The steep fall in the tariffs of both wind and solar energy this year should have been cause for rejoicing. In fact the drops have had unexpectedly adverse consequences.
In February this year, the Solar Energy Corporation of India (SECI), an arm of the Ministry of New and Renewable Energy (MNRE) held the country's first ever wind auction for 1,000 MW of projects. The auction saw winning bids of Rs3.46 per unit. Until then, wind tariffs were fixed by the respective power regulators of the eight main wind energy producing states and had varied between Rs4 and Rs6.

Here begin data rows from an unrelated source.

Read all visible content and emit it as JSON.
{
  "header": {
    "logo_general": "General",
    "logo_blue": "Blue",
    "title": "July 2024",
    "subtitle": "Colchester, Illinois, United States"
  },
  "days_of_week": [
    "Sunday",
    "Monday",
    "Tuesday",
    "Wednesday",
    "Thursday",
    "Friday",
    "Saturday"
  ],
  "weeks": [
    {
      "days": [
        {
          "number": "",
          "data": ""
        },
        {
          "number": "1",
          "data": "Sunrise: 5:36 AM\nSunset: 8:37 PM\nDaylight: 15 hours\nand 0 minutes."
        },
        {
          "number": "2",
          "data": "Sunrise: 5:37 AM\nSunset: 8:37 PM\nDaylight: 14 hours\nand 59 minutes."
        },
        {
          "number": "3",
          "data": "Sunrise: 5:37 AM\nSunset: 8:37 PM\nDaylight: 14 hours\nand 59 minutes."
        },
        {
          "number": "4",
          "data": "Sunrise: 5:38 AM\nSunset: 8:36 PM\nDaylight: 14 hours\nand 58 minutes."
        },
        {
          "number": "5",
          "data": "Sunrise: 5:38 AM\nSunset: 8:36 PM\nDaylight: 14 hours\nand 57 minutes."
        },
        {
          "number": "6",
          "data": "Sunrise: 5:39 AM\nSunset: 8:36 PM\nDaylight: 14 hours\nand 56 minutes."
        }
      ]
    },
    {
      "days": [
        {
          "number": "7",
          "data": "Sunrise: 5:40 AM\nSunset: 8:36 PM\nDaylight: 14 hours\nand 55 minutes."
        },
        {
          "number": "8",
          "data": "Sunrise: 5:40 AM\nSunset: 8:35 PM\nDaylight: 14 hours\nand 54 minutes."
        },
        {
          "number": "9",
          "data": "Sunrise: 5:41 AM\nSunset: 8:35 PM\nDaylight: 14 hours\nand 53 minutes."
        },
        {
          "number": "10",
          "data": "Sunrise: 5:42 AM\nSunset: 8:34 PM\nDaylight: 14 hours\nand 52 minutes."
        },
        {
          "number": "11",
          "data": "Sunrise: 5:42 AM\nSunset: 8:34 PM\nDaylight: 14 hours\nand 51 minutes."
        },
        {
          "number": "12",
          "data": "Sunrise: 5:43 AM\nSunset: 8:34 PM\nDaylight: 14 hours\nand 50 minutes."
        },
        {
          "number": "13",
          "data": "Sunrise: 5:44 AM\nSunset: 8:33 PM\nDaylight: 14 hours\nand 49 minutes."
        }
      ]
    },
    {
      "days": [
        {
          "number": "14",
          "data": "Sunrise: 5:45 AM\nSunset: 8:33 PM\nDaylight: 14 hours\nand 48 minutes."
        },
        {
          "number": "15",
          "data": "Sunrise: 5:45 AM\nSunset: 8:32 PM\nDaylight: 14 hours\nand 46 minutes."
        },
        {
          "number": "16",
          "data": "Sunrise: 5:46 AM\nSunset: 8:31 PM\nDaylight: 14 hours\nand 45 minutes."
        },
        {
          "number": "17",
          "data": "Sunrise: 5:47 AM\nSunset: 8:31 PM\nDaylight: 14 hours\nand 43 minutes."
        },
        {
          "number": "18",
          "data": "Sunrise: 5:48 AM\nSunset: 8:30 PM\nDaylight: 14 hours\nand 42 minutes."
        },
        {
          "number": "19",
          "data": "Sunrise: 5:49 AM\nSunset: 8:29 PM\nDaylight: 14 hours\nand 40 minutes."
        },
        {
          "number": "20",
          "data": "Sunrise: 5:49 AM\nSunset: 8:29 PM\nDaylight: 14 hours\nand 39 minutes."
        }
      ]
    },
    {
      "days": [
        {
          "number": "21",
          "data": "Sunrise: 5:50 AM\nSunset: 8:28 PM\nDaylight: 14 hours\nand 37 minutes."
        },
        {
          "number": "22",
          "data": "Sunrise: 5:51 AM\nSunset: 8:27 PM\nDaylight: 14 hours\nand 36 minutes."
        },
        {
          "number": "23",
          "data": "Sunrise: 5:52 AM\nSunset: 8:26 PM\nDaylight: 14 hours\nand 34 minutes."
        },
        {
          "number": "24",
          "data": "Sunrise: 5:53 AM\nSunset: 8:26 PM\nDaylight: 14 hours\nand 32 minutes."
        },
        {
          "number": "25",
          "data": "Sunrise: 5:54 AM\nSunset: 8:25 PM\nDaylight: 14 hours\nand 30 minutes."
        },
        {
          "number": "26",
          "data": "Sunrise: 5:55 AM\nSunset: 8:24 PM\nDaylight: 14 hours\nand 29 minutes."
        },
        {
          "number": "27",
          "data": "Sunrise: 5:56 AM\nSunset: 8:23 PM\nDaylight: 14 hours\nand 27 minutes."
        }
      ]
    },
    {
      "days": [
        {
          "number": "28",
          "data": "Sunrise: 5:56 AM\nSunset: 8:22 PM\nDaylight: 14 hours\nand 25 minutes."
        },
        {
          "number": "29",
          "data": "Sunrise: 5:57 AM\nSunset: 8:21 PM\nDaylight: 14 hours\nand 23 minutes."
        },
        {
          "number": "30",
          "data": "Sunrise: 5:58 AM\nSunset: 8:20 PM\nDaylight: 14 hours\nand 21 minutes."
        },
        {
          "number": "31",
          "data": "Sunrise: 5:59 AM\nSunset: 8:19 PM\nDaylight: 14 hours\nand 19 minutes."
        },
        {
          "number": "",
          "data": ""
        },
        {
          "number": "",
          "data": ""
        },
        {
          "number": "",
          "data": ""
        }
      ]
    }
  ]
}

Following the auction, the discoms of the windy states all felt that the price set by their power regulators had been too generous. Most have decided they will no longer buy power at the earlier rates. Gujarat has refused to sign pending PPAs of nearly 250 MW. Andhra Pradesh's discoms have sought their power regulators permission to immediately stop buying power at the higher tariff. In Karnataka, the power regulator had set a feed-in tariff of Rs4.50 per unit until October 2018, but has now revised it to Rs3.61 per unit. In end-August, the Tamil Nadu Generation and Distribution Co (TANGEDCO) held its own auction for 500 MW, which saw the winning bid fall further to Rs3.42 per unit.
This has put a large number of wind projects, either partly completed, or completed but not yet commissioned, in jeopardy. They had all formulated their business plans assuming they would be paid the rates set by the state power regulators and now fear that entire projects might become unviable if they are forced to supply power at the newly discovered tariffs.
The developers have appealed to MNRE and Power Minister Piyush Goyal, who responded that in principle he felt states should abide by their commitments.
In the solar segment, auctions have been held regularly in India for a number of years, with tariffs steadily falling. Solar tariffs have dropped 73 per cent since 2010, and particularly in the last two years, with the lowest achieved being Rs2.44 per unit at a SECI auction in May. But bidders were able to offer such bargain prices mainly because the cost of solar modules, most of which are imported from China, had also been falling steeply. Indeed, they had lately begun factoring in an annualised drop of 15-20 per cent in module prices, while quoting tariffs.
But suddenly Chinese module prices have stopped falling. For the last three months, instead of coming down to $0.28 per watt as developers expected, they have remained constant at $0.34. The primary reason for the fall in modules prices was overproduction, but Chinas domestic solar programme has been expanding to absorb it. China has added 35 GW of solar capacity so far this year instead of the 33 GW expected, of which 24 GW was added in just June and July.
At the same time, Indias Directorate General of Anti Dumping (DGAD) in the Ministry of Commerce, has begun investigating a formal complaint from domestic solar manufacturers that Chinese firms were dumping solar equipment on India. If the complaint is found valid and an anti dumping duty imposed, it will further raise module prices and throw the calculations on which developers based their low bids, completely out of gear.